Uncertainty in the market following the radical pension freedoms announced at the Budget are not the only factor affecting the market, according to MGM, which also pointed to pressures including Solvency II, increasing longevity, the growth of the enhanced annuity market and low gilt yields.

Aston Goodey, sales and distribution director at MGM Advantage, said: “Unfortunately, this all means people who buy an annuity today will receive less income over retirement than those people who purchased earlier in the year.

“People looking for a secure income need to shop around, and ensure the company providing the annuity is considering their individual circumstances when calculating the annuity rate.

“All aspects of a customer’s details are relevant when trying to achieve the best rate, from age and occupation, to where they live, as well as their overall health and lifestyle.”

As for the future of annuity rates, Mr Goodey said any improvements in interest rates and the yields available on gilts should help move rates move up even despite the lower sales volumes which are likely in the new world from April.

“However, the market is talking about the middle of next year before we are likely to see any increase in interest rates.

“We also have Solvency II looming over us, and the obvious impact that will have on the capital adequacy of annuity providers.
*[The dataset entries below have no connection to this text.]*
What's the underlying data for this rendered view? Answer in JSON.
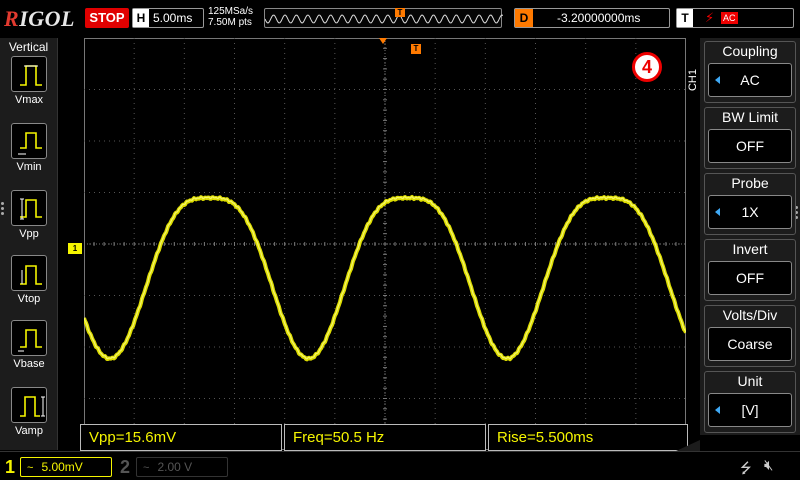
{
  "header": {
    "brand_prefix": "R",
    "brand_rest": "IGOL",
    "run_state": "STOP",
    "horizontal_label": "H",
    "timebase": "5.00ms",
    "sample_rate": "125MSa/s",
    "memory_points": "7.50M pts",
    "delay_label": "D",
    "delay_value": "-3.20000000ms",
    "trigger_label": "T",
    "trigger_edge": "f",
    "trigger_source": "AC"
  },
  "left_menu": {
    "title": "Vertical",
    "items": [
      {
        "label": "Vmax"
      },
      {
        "label": "Vmin"
      },
      {
        "label": "Vpp"
      },
      {
        "label": "Vtop"
      },
      {
        "label": "Vbase"
      },
      {
        "label": "Vamp"
      }
    ]
  },
  "display": {
    "channel_marker": "1",
    "trigger_marker": "T",
    "annotation_badge": "4"
  },
  "measurements": {
    "vpp": "Vpp=15.6mV",
    "freq": "Freq=50.5 Hz",
    "rise": "Rise=5.500ms"
  },
  "right_menu": {
    "channel_tab": "CH1",
    "items": [
      {
        "title": "Coupling",
        "value": "AC",
        "selectable": true
      },
      {
        "title": "BW Limit",
        "value": "OFF",
        "selectable": false
      },
      {
        "title": "Probe",
        "value": "1X",
        "selectable": true
      },
      {
        "title": "Invert",
        "value": "OFF",
        "selectable": false
      },
      {
        "title": "Volts/Div",
        "value": "Coarse",
        "selectable": false
      },
      {
        "title": "Unit",
        "value": "[V]",
        "selectable": true
      }
    ]
  },
  "channels": {
    "ch1": {
      "number": "1",
      "coupling_icon": "~",
      "scale": "5.00mV"
    },
    "ch2": {
      "number": "2",
      "coupling_icon": "~",
      "scale": "2.00 V"
    }
  },
  "icons": {
    "usb": "usb-icon",
    "speaker": "speaker-muted-icon"
  },
  "colors": {
    "ch1": "#f5f500",
    "trigger": "#ff7a00",
    "stop": "#e00000",
    "selector": "#3fa9f5"
  },
  "waveform": {
    "frequency_hz": 50.5,
    "vpp_mv": 15.6,
    "volts_per_div_mv": 5.0,
    "time_per_div_ms": 5.0,
    "shape": "rectified-sine-like"
  }
}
As we move through into the new-year, we may see rates improve in the more competitive parts of the market, as providers seek market share.”

peter.walker@ft.com